THERE IS GRAVE concern in the Church in Mozambique, following the recent violent attacks perpetrated by members of a new jihadist group, which, since last October has killed dozens of people; the terrorists are attacking not only Christian churches but also mosques in the province of Cabo Delgado.
Bishop Luis Fernando Lisboa of Pemba has issued an appeal, calling for “calm and serenity” among the people of this region in the north of Mozambique, which also happens to be one of the poorest in the country.
Little is known about this terrorist group which bears the same name as the Somali terror group Al Shabab, although there are apparently no links between them. “This ‘enemy’ has no face and no official spokesman,” Bishop Lisboa told Aid to the Church in Need. “We don’t know our enemy; we don’t know who we are fighting against, we don’t even know the motive behind its attacks. People speak of religious radicalism, of a conflict over natural resources, of illegal arms trafficking, political disputes, ethnic rivalries.
“But the truth is that so far nobody can confirm with any certainty whom we are dealing with,” he continued, adding that “there were no common factors among the victims of the attacks, who were from different villages and of different religions. It doesn’t appear to be a persecution of Christians specifically.”
He described the situation of extreme violence as “absolutely new to us all.” It has taken the government, the ordinary people and the security forces by surprise. In the province of Cabo Delgado many people have been detained and interrogated. “Some of them have been released again, but many others have not.” With prisons and their staffs ill-prepared, “there has been a chain reaction of human rights violations,” lamented the bishop.
In order to prevent new attacks, the government, he said, has stationed armored vehicles in several districts, and there are many soldiers and armed police stopping and searching individuals and vehicles, especially throughout the northern region of the province”.
Aggravating factors are the country’s extreme poverty and the high level of youth unemployment in, which makes young people an easy prey for the terrorists. “It is said that the young people who agree to take part in this group are promised large sums of money,” Bishop Lisboa reported.
He said: “We can see that this terrorist group wants to express its fury or its discontent; it is its way of crying out and demanding attention. The young people involved in it are not strangers to us, not foreigners or ‘terrorists’ as we are accustomed to call them. They also include young people from our own families, our own villages, our own parties, our own religious faiths.”
Bishop Lisboa continued: “We are working to calm people’s spirits and ask them to remain tranquil.
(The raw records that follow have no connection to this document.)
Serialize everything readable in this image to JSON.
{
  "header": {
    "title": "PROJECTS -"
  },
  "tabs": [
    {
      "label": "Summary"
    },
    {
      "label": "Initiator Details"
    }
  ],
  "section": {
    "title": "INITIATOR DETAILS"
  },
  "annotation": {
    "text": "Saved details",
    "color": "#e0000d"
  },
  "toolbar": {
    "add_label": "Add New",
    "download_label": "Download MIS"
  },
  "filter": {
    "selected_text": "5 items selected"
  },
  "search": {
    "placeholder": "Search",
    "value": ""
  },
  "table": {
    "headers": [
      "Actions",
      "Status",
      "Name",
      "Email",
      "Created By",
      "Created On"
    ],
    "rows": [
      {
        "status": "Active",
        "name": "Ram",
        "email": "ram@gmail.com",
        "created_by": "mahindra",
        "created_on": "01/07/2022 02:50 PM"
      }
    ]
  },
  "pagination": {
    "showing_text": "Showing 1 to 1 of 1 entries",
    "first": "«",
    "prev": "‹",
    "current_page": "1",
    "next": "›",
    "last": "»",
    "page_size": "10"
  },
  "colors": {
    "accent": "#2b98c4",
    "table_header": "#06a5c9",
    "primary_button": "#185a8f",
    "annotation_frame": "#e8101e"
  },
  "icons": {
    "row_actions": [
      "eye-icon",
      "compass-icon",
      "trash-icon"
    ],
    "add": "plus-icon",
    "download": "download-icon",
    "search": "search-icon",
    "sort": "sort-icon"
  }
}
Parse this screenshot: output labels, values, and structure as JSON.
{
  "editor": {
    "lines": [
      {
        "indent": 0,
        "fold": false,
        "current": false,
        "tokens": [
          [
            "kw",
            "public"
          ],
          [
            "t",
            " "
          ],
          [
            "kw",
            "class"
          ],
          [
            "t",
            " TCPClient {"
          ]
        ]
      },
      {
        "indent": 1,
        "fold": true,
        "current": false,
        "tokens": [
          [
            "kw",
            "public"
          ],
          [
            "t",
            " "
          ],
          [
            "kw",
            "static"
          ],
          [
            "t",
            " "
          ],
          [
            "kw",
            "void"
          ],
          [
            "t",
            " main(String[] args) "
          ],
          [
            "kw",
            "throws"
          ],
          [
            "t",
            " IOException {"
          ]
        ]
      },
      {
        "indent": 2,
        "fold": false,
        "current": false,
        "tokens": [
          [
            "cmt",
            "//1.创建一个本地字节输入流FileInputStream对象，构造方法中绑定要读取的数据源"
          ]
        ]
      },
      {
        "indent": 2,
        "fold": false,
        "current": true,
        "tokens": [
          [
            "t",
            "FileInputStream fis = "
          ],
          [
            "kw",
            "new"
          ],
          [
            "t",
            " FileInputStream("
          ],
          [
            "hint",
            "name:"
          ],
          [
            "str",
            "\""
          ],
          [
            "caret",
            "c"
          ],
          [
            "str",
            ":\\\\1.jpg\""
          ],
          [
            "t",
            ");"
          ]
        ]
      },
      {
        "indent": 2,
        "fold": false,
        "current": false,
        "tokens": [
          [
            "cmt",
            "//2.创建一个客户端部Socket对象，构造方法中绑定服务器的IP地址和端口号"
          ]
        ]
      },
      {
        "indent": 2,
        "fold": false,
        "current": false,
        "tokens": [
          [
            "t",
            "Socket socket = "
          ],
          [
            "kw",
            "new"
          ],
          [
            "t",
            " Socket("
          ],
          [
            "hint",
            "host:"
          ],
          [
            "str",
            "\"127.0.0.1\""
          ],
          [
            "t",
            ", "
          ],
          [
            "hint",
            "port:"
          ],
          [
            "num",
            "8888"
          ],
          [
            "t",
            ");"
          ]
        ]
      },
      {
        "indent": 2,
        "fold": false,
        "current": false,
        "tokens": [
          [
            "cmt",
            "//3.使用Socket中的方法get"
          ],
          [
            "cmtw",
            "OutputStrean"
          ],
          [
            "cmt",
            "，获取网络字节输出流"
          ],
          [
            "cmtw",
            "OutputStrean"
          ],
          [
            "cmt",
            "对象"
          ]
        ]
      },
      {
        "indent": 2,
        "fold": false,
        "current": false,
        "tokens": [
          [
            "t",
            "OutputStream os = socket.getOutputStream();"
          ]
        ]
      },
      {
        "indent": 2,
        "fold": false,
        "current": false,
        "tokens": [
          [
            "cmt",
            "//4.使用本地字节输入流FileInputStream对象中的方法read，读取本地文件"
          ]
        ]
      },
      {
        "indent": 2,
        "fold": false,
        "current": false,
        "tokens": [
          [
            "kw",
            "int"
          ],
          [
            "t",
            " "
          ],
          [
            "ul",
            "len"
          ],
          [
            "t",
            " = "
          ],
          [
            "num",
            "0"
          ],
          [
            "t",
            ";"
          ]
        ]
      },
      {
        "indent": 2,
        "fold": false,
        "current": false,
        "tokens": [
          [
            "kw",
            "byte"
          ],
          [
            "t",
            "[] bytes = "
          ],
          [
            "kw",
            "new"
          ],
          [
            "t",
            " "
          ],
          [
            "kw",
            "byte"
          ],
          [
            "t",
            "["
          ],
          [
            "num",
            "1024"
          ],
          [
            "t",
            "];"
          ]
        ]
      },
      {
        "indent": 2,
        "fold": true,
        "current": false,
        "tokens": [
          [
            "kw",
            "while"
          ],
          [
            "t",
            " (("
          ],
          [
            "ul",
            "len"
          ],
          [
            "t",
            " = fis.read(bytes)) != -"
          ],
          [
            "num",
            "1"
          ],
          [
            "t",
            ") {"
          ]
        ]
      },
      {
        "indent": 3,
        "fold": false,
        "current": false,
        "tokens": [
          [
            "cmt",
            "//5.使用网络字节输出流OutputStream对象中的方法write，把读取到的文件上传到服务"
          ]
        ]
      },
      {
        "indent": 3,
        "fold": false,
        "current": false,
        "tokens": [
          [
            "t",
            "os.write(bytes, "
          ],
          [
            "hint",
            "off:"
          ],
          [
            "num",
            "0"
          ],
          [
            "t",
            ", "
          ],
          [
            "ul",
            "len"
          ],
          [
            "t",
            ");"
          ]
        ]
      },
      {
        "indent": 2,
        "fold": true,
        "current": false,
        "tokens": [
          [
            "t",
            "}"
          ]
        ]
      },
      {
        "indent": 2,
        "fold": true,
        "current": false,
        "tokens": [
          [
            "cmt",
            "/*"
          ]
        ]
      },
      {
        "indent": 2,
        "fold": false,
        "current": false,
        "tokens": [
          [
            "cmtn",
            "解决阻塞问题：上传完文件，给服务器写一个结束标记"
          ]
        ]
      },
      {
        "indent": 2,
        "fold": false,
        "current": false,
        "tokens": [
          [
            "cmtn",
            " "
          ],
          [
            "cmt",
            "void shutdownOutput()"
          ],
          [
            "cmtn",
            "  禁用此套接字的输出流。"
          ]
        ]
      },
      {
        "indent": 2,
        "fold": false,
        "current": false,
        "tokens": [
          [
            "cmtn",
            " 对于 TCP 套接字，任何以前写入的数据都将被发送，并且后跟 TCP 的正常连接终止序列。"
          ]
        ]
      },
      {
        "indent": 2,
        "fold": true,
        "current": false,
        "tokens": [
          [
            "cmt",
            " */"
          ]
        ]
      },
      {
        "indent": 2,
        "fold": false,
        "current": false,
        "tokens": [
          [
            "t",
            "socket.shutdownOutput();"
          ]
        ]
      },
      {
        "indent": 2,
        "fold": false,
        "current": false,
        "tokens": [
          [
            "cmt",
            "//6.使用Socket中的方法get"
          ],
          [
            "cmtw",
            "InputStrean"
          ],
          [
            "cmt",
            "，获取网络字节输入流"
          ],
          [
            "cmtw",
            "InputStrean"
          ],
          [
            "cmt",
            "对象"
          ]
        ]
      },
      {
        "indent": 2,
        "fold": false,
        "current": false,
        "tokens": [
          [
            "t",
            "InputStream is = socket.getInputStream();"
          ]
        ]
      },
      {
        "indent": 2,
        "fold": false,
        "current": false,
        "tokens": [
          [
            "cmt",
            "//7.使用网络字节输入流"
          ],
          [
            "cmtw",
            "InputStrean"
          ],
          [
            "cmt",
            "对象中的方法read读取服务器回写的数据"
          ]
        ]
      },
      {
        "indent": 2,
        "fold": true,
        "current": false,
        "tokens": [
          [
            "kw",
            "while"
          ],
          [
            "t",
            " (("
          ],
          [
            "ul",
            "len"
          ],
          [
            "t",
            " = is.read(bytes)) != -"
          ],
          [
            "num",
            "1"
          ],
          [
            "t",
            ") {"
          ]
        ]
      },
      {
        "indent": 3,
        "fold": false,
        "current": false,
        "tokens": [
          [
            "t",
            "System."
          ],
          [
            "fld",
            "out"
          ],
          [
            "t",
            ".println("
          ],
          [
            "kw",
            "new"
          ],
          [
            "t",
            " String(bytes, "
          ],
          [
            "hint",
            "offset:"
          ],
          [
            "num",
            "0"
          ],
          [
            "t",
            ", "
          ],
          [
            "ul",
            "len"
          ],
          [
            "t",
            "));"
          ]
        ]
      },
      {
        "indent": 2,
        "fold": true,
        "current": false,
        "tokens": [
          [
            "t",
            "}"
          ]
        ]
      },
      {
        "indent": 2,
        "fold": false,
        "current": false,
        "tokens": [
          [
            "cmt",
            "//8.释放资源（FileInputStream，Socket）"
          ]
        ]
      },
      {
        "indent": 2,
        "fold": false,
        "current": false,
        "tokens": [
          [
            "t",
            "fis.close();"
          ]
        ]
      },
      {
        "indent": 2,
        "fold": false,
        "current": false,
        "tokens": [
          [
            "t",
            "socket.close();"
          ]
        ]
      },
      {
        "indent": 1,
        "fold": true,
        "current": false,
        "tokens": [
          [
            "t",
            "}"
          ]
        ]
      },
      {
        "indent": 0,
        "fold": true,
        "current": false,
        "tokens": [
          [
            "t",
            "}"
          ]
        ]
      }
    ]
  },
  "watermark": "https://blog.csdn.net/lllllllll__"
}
We have asked people not to transmit violent images and also not to spread any more rumors about what has happened, because this only creates more panic and only succeeds in fostering an atmosphere of insecurity.
“We are praying fervently and we ask for your prayers so that these attacks may stop and that the authorities may detain and convict those behind them. We must not allow ourselves to feel trapped or paralyzed, though at the same time we still have to exercise caution.”
The country is rich in natural resources, which hold a promise for economic growth benefitting all citizens. However, the bishop said, “in recent years, following the discovery of many of these natural resources, we have been the target of a veritable invasion of people from all sorts of different places, companies and projects. Our natural resources could create employment, stability and hope for our society if they are well managed, shared and supervised. But the inequalities that have always existed can only be overcome if there is a serious and responsible sharing out of the benefits.”
The Church must also cope with poverty, maternal and infant malnutrition, premature marriages, teenage pregnancies, lack of adequate healthcare among the people, and the lack of educational opportunities. Then there is the ‘hidden’ debt run up by the previous government, which has contributed to the increase in poverty, and the lack of national reconciliation after two civil wars.
Bishop Lisboa has encouraged all the people to intensify their prayers and “not allow ourselves to be blinded by religious, ethnic or political prejudices, but instead to form ourselves into a great movement of kind sentiments, good actions, good relations, good advice and good initiatives. So that peace, which is always the fruit of justice, may return and reign again among us.”
—Monica Zorita and Maria Lozano